illustrissima/ShutterstockStarting in the early 1990s, trampolines saw a major upswing in popularity. In 1989, 140,000 trampolines were sold in the United States and by 1998, that number had skyrocketed to 640,000. But accompanying the spike in popularity was a spike in pain; from 1990-1995, trampoline-related injuries jumped by 98 percent and in 1999 over 100,000 people were treated in emergency rooms thanks to trampolines.
The data behind the danger is clear, but parents may not know that even though trampolines are made for kids, they are not intended for toddlers. And Kait Ellen learned that the hard way. (Beware the worst parenting tips parents have gotten.)

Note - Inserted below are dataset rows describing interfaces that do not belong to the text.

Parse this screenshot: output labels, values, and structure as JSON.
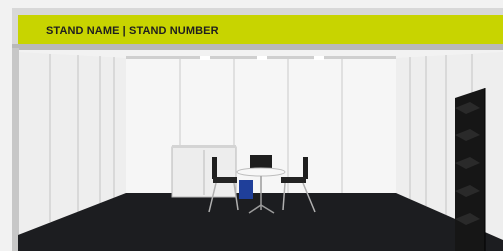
{
  "fascia": {
    "label": "STAND NAME | STAND NUMBER",
    "color": "#c8d400",
    "text_color": "#1f1f1f"
  },
  "colors": {
    "panel": "#f4f4f4",
    "frame": "#bdbdbd",
    "carpet": "#1c1d20"
  },
  "furniture": [
    "storage-cabinet",
    "round-table",
    "chair",
    "chair",
    "chair",
    "brochure-rack"
  ]
}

Ellen posted on Facebook (the post has since been removed) about going to Toddler Time at a trampoline gym with her husband and son Colton, but the visit proved to be anything but enjoyable for the little guy. Colton, who is three years old, broke his femur while bouncing on of the squares at the trampoline gym.

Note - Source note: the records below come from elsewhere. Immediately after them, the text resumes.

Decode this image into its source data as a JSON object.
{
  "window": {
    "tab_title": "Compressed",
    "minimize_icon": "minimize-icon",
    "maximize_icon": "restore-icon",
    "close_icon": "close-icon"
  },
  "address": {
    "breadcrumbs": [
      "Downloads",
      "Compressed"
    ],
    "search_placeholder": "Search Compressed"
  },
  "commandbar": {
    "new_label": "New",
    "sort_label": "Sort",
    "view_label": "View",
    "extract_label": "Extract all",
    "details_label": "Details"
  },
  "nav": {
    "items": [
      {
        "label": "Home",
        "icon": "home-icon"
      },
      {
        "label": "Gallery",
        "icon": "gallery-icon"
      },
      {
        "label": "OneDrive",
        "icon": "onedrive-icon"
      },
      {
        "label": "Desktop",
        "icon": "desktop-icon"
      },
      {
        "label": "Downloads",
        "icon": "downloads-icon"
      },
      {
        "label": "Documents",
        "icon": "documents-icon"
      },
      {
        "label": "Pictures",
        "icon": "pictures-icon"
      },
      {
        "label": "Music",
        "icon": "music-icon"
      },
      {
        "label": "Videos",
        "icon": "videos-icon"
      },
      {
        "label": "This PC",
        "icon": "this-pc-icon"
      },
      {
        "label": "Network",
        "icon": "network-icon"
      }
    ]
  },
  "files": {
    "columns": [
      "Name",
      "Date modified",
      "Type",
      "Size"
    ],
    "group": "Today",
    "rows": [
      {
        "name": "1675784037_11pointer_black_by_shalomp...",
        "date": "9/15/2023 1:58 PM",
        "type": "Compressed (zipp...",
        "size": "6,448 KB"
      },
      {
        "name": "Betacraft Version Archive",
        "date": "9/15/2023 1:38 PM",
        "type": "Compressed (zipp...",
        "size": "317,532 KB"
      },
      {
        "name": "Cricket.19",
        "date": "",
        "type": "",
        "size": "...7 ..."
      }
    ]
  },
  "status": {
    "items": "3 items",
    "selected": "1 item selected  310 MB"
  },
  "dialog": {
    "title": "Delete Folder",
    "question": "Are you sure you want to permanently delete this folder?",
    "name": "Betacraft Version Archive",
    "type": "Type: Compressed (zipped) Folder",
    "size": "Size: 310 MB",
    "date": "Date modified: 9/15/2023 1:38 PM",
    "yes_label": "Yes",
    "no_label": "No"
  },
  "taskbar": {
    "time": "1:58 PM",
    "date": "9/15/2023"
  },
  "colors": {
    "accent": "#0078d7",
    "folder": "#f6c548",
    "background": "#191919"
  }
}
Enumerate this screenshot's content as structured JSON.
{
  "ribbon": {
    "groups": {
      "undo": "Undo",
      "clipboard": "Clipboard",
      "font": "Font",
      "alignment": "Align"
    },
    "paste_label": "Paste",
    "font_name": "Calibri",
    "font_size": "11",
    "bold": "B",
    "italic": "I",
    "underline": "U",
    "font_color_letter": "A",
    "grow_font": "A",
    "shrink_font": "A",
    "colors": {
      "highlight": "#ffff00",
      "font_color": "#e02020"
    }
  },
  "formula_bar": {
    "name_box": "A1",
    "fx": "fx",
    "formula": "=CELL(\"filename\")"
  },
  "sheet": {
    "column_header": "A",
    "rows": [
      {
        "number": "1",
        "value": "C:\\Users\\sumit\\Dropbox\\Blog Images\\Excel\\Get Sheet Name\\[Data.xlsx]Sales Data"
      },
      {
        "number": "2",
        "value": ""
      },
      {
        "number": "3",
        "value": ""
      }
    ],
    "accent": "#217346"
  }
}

Detailed in her post was a warning from the American Academy of Pediatrics and the American Academy of Orthopedic Surgeons which advises that “children under the age of 6 should never use a trampoline.” The strain caused by the repeated weight placed on the bodies of toddlers can prove to be very dangerous.

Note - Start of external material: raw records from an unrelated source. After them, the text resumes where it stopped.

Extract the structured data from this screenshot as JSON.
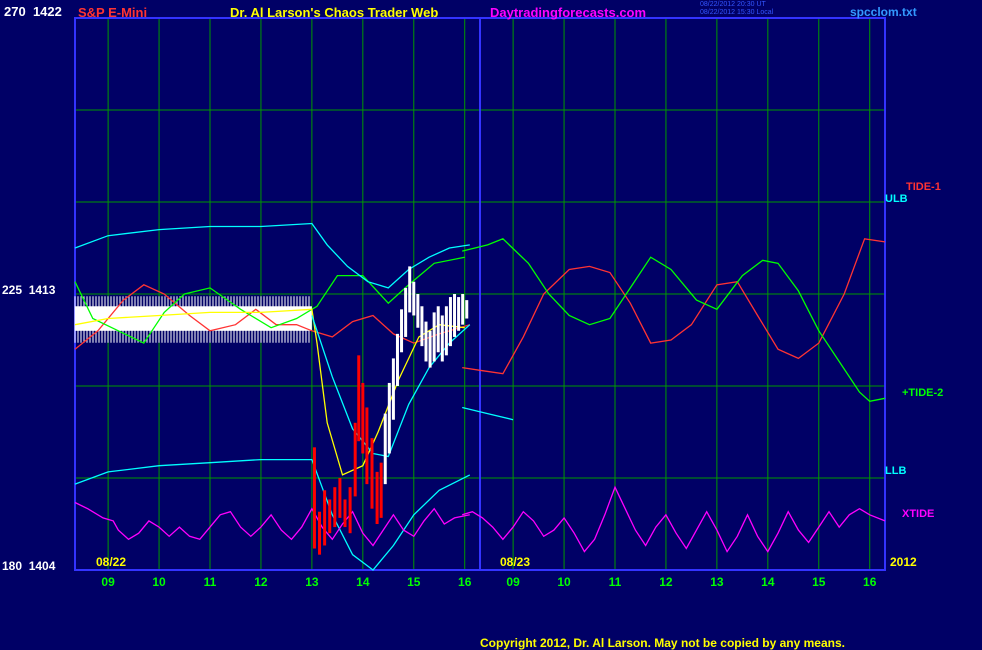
{
  "header": {
    "symbol": "S&P E-Mini",
    "author": "Dr. Al Larson's Chaos Trader Web",
    "site": "Daytradingforecasts.com",
    "stamp_line1": "08/22/2012 20:30 UT",
    "stamp_line2": "08/22/2012 15:30 Local",
    "filename": "spcclom.txt"
  },
  "footer": {
    "copyright": "Copyright 2012, Dr. Al Larson. May not be copied by any means."
  },
  "colors": {
    "background": "#000066",
    "grid": "#009900",
    "axis": "#3333ff"
  },
  "chart_data": {
    "type": "line",
    "x_unit": "hour",
    "x_range": [
      8.35,
      16.3
    ],
    "y_range": [
      1404,
      1422
    ],
    "y_alt_range": [
      180,
      270
    ],
    "y_ticks": [
      {
        "price": "1422",
        "alt": "270"
      },
      {
        "price": "1413",
        "alt": "225"
      },
      {
        "price": "1404",
        "alt": "180"
      }
    ],
    "day_labels": [
      {
        "day": "08/22",
        "x": 8.35
      },
      {
        "day": "08/23",
        "x": 16.3
      }
    ],
    "year_label": "2012",
    "hour_ticks": [
      {
        "day": 0,
        "h": 9,
        "label": "09"
      },
      {
        "day": 0,
        "h": 10,
        "label": "10"
      },
      {
        "day": 0,
        "h": 11,
        "label": "11"
      },
      {
        "day": 0,
        "h": 12,
        "label": "12"
      },
      {
        "day": 0,
        "h": 13,
        "label": "13"
      },
      {
        "day": 0,
        "h": 14,
        "label": "14"
      },
      {
        "day": 0,
        "h": 15,
        "label": "15"
      },
      {
        "day": 0,
        "h": 16,
        "label": "16"
      },
      {
        "day": 1,
        "h": 9,
        "label": "09"
      },
      {
        "day": 1,
        "h": 10,
        "label": "10"
      },
      {
        "day": 1,
        "h": 11,
        "label": "11"
      },
      {
        "day": 1,
        "h": 12,
        "label": "12"
      },
      {
        "day": 1,
        "h": 13,
        "label": "13"
      },
      {
        "day": 1,
        "h": 14,
        "label": "14"
      },
      {
        "day": 1,
        "h": 15,
        "label": "15"
      },
      {
        "day": 1,
        "h": 16,
        "label": "16"
      }
    ],
    "series_labels": [
      {
        "name": "TIDE-1",
        "color": "#ff3333"
      },
      {
        "name": "ULB",
        "color": "#00ffff"
      },
      {
        "name": "+TIDE-2",
        "color": "#00ff00"
      },
      {
        "name": "LLB",
        "color": "#00ffff"
      },
      {
        "name": "XTIDE",
        "color": "#ff00ff"
      }
    ],
    "series": [
      {
        "color": "#ff3333",
        "day": 0,
        "points": [
          [
            8.35,
            1411.2
          ],
          [
            8.8,
            1411.8
          ],
          [
            9.3,
            1412.8
          ],
          [
            9.7,
            1413.3
          ],
          [
            10.1,
            1413.0
          ],
          [
            10.6,
            1412.3
          ],
          [
            11.0,
            1411.8
          ],
          [
            11.5,
            1412.0
          ],
          [
            11.9,
            1412.5
          ],
          [
            12.3,
            1412.0
          ],
          [
            12.7,
            1412.0
          ],
          [
            13.0,
            1411.8
          ],
          [
            13.4,
            1411.6
          ],
          [
            13.8,
            1412.1
          ],
          [
            14.2,
            1412.3
          ],
          [
            14.6,
            1411.7
          ],
          [
            15.0,
            1411.4
          ],
          [
            15.5,
            1411.7
          ],
          [
            16.1,
            1412.0
          ]
        ]
      },
      {
        "color": "#ff3333",
        "day": 1,
        "points": [
          [
            8.0,
            1410.6
          ],
          [
            8.4,
            1410.5
          ],
          [
            8.8,
            1410.4
          ],
          [
            9.2,
            1411.6
          ],
          [
            9.6,
            1413.0
          ],
          [
            10.1,
            1413.8
          ],
          [
            10.5,
            1413.9
          ],
          [
            10.9,
            1413.7
          ],
          [
            11.3,
            1412.7
          ],
          [
            11.7,
            1411.4
          ],
          [
            12.1,
            1411.5
          ],
          [
            12.5,
            1412.0
          ],
          [
            13.0,
            1413.3
          ],
          [
            13.4,
            1413.4
          ],
          [
            13.8,
            1412.3
          ],
          [
            14.2,
            1411.2
          ],
          [
            14.6,
            1410.9
          ],
          [
            15.0,
            1411.4
          ],
          [
            15.5,
            1413.0
          ],
          [
            15.9,
            1414.8
          ],
          [
            16.3,
            1414.7
          ]
        ]
      },
      {
        "color": "#00ff00",
        "day": 0,
        "points": [
          [
            8.35,
            1413.4
          ],
          [
            8.7,
            1412.2
          ],
          [
            9.2,
            1411.8
          ],
          [
            9.7,
            1411.4
          ],
          [
            10.1,
            1412.4
          ],
          [
            10.5,
            1413.0
          ],
          [
            11.0,
            1413.2
          ],
          [
            11.6,
            1412.5
          ],
          [
            12.2,
            1411.9
          ],
          [
            12.7,
            1412.2
          ],
          [
            13.1,
            1412.6
          ],
          [
            13.5,
            1413.6
          ],
          [
            14.0,
            1413.6
          ],
          [
            14.5,
            1412.7
          ],
          [
            14.9,
            1413.3
          ],
          [
            15.4,
            1414.0
          ],
          [
            16.0,
            1414.2
          ]
        ]
      },
      {
        "color": "#00ff00",
        "day": 1,
        "points": [
          [
            8.0,
            1414.4
          ],
          [
            8.5,
            1414.6
          ],
          [
            8.8,
            1414.8
          ],
          [
            9.3,
            1414.0
          ],
          [
            9.7,
            1413.0
          ],
          [
            10.1,
            1412.3
          ],
          [
            10.5,
            1412.0
          ],
          [
            10.9,
            1412.2
          ],
          [
            11.3,
            1413.2
          ],
          [
            11.7,
            1414.2
          ],
          [
            12.1,
            1413.8
          ],
          [
            12.6,
            1412.8
          ],
          [
            13.0,
            1412.5
          ],
          [
            13.5,
            1413.6
          ],
          [
            13.9,
            1414.1
          ],
          [
            14.2,
            1414.0
          ],
          [
            14.6,
            1413.1
          ],
          [
            15.0,
            1411.8
          ],
          [
            15.4,
            1410.8
          ],
          [
            15.8,
            1409.8
          ],
          [
            16.0,
            1409.5
          ],
          [
            16.3,
            1409.6
          ]
        ]
      },
      {
        "color": "#00ffff",
        "day": 0,
        "points": [
          [
            8.35,
            1414.5
          ],
          [
            9.0,
            1414.9
          ],
          [
            10.0,
            1415.1
          ],
          [
            11.0,
            1415.2
          ],
          [
            12.0,
            1415.2
          ],
          [
            13.0,
            1415.3
          ],
          [
            13.3,
            1414.6
          ],
          [
            13.7,
            1413.9
          ],
          [
            14.1,
            1413.4
          ],
          [
            14.5,
            1413.2
          ],
          [
            14.9,
            1413.8
          ],
          [
            15.3,
            1414.2
          ],
          [
            15.7,
            1414.5
          ],
          [
            16.1,
            1414.6
          ]
        ]
      },
      {
        "color": "#00ffff",
        "day": 0,
        "points": [
          [
            8.35,
            1406.8
          ],
          [
            9.0,
            1407.2
          ],
          [
            10.0,
            1407.4
          ],
          [
            11.0,
            1407.5
          ],
          [
            12.0,
            1407.6
          ],
          [
            13.0,
            1407.6
          ],
          [
            13.4,
            1405.8
          ],
          [
            13.8,
            1404.5
          ],
          [
            14.2,
            1404.0
          ],
          [
            14.6,
            1404.8
          ],
          [
            15.0,
            1405.8
          ],
          [
            15.5,
            1406.6
          ],
          [
            16.1,
            1407.1
          ]
        ]
      },
      {
        "color": "#ffff00",
        "day": 0,
        "points": [
          [
            8.35,
            1412.0
          ],
          [
            9.0,
            1412.2
          ],
          [
            10.0,
            1412.3
          ],
          [
            11.0,
            1412.4
          ],
          [
            12.0,
            1412.4
          ],
          [
            13.0,
            1412.5
          ],
          [
            13.1,
            1411.4
          ],
          [
            13.3,
            1408.8
          ],
          [
            13.6,
            1407.1
          ],
          [
            14.0,
            1407.4
          ],
          [
            14.3,
            1408.5
          ],
          [
            14.7,
            1410.2
          ],
          [
            15.1,
            1411.6
          ],
          [
            15.5,
            1412.0
          ],
          [
            16.0,
            1411.9
          ]
        ]
      },
      {
        "color": "#00ffff",
        "day": 0,
        "points": [
          [
            13.0,
            1412.3
          ],
          [
            13.4,
            1410.3
          ],
          [
            13.8,
            1408.6
          ],
          [
            14.2,
            1407.8
          ],
          [
            14.5,
            1407.7
          ],
          [
            14.9,
            1409.4
          ],
          [
            15.3,
            1410.6
          ],
          [
            15.7,
            1411.4
          ],
          [
            16.1,
            1412.0
          ]
        ]
      },
      {
        "color": "#ff00ff",
        "day": 0,
        "points": [
          [
            8.35,
            1406.2
          ],
          [
            8.6,
            1406.0
          ],
          [
            8.9,
            1405.7
          ],
          [
            9.1,
            1405.6
          ],
          [
            9.2,
            1405.3
          ],
          [
            9.4,
            1405.0
          ],
          [
            9.6,
            1405.2
          ],
          [
            9.8,
            1405.6
          ],
          [
            10.0,
            1405.4
          ],
          [
            10.2,
            1405.1
          ],
          [
            10.4,
            1405.4
          ],
          [
            10.6,
            1405.1
          ],
          [
            10.8,
            1405.0
          ],
          [
            11.0,
            1405.4
          ],
          [
            11.2,
            1405.8
          ],
          [
            11.4,
            1405.9
          ],
          [
            11.6,
            1405.4
          ],
          [
            11.8,
            1405.1
          ],
          [
            12.0,
            1405.4
          ],
          [
            12.2,
            1405.8
          ],
          [
            12.4,
            1405.3
          ],
          [
            12.6,
            1405.0
          ],
          [
            12.8,
            1405.4
          ],
          [
            13.0,
            1406.0
          ],
          [
            13.2,
            1405.4
          ],
          [
            13.4,
            1405.0
          ],
          [
            13.6,
            1405.5
          ],
          [
            13.8,
            1405.9
          ],
          [
            14.0,
            1405.2
          ],
          [
            14.2,
            1404.8
          ],
          [
            14.4,
            1405.3
          ],
          [
            14.6,
            1405.8
          ],
          [
            14.8,
            1405.3
          ],
          [
            15.0,
            1405.1
          ],
          [
            15.2,
            1405.6
          ],
          [
            15.4,
            1406.0
          ],
          [
            15.6,
            1405.5
          ],
          [
            15.8,
            1405.7
          ],
          [
            16.1,
            1405.8
          ]
        ]
      },
      {
        "color": "#ff00ff",
        "day": 1,
        "points": [
          [
            8.0,
            1405.8
          ],
          [
            8.2,
            1405.9
          ],
          [
            8.4,
            1405.7
          ],
          [
            8.6,
            1405.4
          ],
          [
            8.8,
            1405.0
          ],
          [
            9.0,
            1405.4
          ],
          [
            9.2,
            1405.9
          ],
          [
            9.4,
            1405.6
          ],
          [
            9.6,
            1405.1
          ],
          [
            9.8,
            1405.3
          ],
          [
            10.0,
            1405.7
          ],
          [
            10.2,
            1405.2
          ],
          [
            10.4,
            1404.6
          ],
          [
            10.6,
            1405.0
          ],
          [
            10.8,
            1405.8
          ],
          [
            11.0,
            1406.7
          ],
          [
            11.2,
            1406.0
          ],
          [
            11.4,
            1405.3
          ],
          [
            11.6,
            1404.8
          ],
          [
            11.8,
            1405.4
          ],
          [
            12.0,
            1405.8
          ],
          [
            12.2,
            1405.2
          ],
          [
            12.4,
            1404.7
          ],
          [
            12.6,
            1405.3
          ],
          [
            12.8,
            1405.9
          ],
          [
            13.0,
            1405.3
          ],
          [
            13.2,
            1404.6
          ],
          [
            13.4,
            1405.1
          ],
          [
            13.6,
            1405.8
          ],
          [
            13.8,
            1405.1
          ],
          [
            14.0,
            1404.6
          ],
          [
            14.2,
            1405.2
          ],
          [
            14.4,
            1405.9
          ],
          [
            14.6,
            1405.3
          ],
          [
            14.8,
            1404.9
          ],
          [
            15.0,
            1405.4
          ],
          [
            15.2,
            1405.9
          ],
          [
            15.4,
            1405.4
          ],
          [
            15.6,
            1405.8
          ],
          [
            15.8,
            1406.0
          ],
          [
            16.0,
            1405.8
          ],
          [
            16.3,
            1405.6
          ]
        ]
      }
    ],
    "lower_band_day1": [
      [
        8.0,
        1409.3
      ],
      [
        8.5,
        1409.1
      ],
      [
        9.0,
        1408.9
      ]
    ],
    "band": {
      "color": "#ffffff",
      "x0": 8.35,
      "x1": 13.0,
      "y0": 1411.8,
      "y1": 1412.6
    },
    "price_bars_red": [
      {
        "x": 13.05,
        "lo": 1404.7,
        "hi": 1408.0
      },
      {
        "x": 13.15,
        "lo": 1404.5,
        "hi": 1405.9
      },
      {
        "x": 13.25,
        "lo": 1404.8,
        "hi": 1406.6
      },
      {
        "x": 13.35,
        "lo": 1405.2,
        "hi": 1406.3
      },
      {
        "x": 13.45,
        "lo": 1405.4,
        "hi": 1406.7
      },
      {
        "x": 13.55,
        "lo": 1405.7,
        "hi": 1407.0
      },
      {
        "x": 13.65,
        "lo": 1405.4,
        "hi": 1406.3
      },
      {
        "x": 13.75,
        "lo": 1405.2,
        "hi": 1406.7
      },
      {
        "x": 13.85,
        "lo": 1406.4,
        "hi": 1408.8
      },
      {
        "x": 13.92,
        "lo": 1408.2,
        "hi": 1411.0
      },
      {
        "x": 14.0,
        "lo": 1407.8,
        "hi": 1410.1
      },
      {
        "x": 14.08,
        "lo": 1406.8,
        "hi": 1409.3
      },
      {
        "x": 14.18,
        "lo": 1406.0,
        "hi": 1408.3
      },
      {
        "x": 14.28,
        "lo": 1405.5,
        "hi": 1407.2
      },
      {
        "x": 14.36,
        "lo": 1405.7,
        "hi": 1407.5
      }
    ],
    "price_bars_white": [
      {
        "x": 14.44,
        "lo": 1406.8,
        "hi": 1409.1
      },
      {
        "x": 14.52,
        "lo": 1407.8,
        "hi": 1410.1
      },
      {
        "x": 14.6,
        "lo": 1408.9,
        "hi": 1410.9
      },
      {
        "x": 14.68,
        "lo": 1410.0,
        "hi": 1411.7
      },
      {
        "x": 14.76,
        "lo": 1411.1,
        "hi": 1412.5
      },
      {
        "x": 14.84,
        "lo": 1411.6,
        "hi": 1413.2
      },
      {
        "x": 14.92,
        "lo": 1412.4,
        "hi": 1413.9
      },
      {
        "x": 15.0,
        "lo": 1412.3,
        "hi": 1413.4
      },
      {
        "x": 15.08,
        "lo": 1411.9,
        "hi": 1413.0
      },
      {
        "x": 15.16,
        "lo": 1411.3,
        "hi": 1412.6
      },
      {
        "x": 15.24,
        "lo": 1410.8,
        "hi": 1412.1
      },
      {
        "x": 15.32,
        "lo": 1410.6,
        "hi": 1411.8
      },
      {
        "x": 15.4,
        "lo": 1410.8,
        "hi": 1412.4
      },
      {
        "x": 15.48,
        "lo": 1411.1,
        "hi": 1412.6
      },
      {
        "x": 15.56,
        "lo": 1410.8,
        "hi": 1412.3
      },
      {
        "x": 15.64,
        "lo": 1411.0,
        "hi": 1412.6
      },
      {
        "x": 15.72,
        "lo": 1411.3,
        "hi": 1412.9
      },
      {
        "x": 15.8,
        "lo": 1411.6,
        "hi": 1413.0
      },
      {
        "x": 15.88,
        "lo": 1411.8,
        "hi": 1412.9
      },
      {
        "x": 15.96,
        "lo": 1412.0,
        "hi": 1413.0
      },
      {
        "x": 16.04,
        "lo": 1412.2,
        "hi": 1412.8
      }
    ]
  }
}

In 2004, the first indoor trampoline park opened in Las Vegas, Nevada and parks have been springing up rapidly ever since. Parents should keep in mind the advice of experts for keeping their toddlers safe—here are nine other things you should know before taking your toddler to amusement parks.